Looking at data of cost and volume of healthcare services as physician practices merged with hospital systems, researchers found an increase in outpatient spending driven by an increase in outpatient costs, while inpatient costs remained relatively unchanged. Utilization of outpatient services also did not increase. The sample of 7,391,335 nonelderly private insurance enrollees saw a mean increase of $75 per enrollee between 2008 and 2012. Physician-hospital integration increased by 3.1% during that same time period.
What could be driving the cost increases? One of the study’s co-authors suggests that physician practices owned by hospitals now have greater negotiating power behind them and can get higher rates. There is also speculation that hospitals are charging higher rates to recoup the costs of acquiring the physician practices.

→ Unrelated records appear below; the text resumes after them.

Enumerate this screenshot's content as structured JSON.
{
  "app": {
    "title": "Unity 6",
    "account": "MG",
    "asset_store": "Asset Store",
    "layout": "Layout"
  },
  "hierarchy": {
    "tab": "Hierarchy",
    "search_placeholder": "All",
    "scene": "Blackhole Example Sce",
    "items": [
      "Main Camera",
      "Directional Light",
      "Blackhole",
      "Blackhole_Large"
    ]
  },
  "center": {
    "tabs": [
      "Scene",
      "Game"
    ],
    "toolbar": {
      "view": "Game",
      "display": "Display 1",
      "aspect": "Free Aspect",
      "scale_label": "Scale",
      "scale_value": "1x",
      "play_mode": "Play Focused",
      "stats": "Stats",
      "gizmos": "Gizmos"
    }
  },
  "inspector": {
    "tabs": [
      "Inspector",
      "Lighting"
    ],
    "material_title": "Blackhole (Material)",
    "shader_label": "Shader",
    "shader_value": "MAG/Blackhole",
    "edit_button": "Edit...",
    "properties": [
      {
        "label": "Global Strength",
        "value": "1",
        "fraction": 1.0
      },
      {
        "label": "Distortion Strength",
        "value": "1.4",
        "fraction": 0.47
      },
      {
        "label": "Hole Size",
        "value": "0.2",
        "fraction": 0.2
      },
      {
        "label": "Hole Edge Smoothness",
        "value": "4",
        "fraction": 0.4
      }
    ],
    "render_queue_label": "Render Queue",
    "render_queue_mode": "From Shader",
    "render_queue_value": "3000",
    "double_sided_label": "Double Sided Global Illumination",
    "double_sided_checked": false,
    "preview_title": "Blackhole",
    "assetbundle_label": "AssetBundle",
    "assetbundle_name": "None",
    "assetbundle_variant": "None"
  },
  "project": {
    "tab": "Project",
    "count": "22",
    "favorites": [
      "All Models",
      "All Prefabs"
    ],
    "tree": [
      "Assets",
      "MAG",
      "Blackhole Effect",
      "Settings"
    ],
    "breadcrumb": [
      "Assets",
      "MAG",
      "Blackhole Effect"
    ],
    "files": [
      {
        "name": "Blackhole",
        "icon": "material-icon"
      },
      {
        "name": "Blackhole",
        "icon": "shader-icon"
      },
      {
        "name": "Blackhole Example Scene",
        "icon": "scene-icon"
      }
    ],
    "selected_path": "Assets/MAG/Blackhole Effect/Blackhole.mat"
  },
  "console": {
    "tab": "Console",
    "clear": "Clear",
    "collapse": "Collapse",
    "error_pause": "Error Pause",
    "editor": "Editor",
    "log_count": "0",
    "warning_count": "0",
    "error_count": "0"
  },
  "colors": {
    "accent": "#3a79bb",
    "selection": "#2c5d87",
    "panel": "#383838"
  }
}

The number of health systems and major insurance players continues to shrink as companies merge with one another to create even larger systems, adding to worry and uncertainty among consumer and physicians alike. Costs may be driven up in the short term as these companies combine and look to recoup – but how sustainable that will be remains to be seen.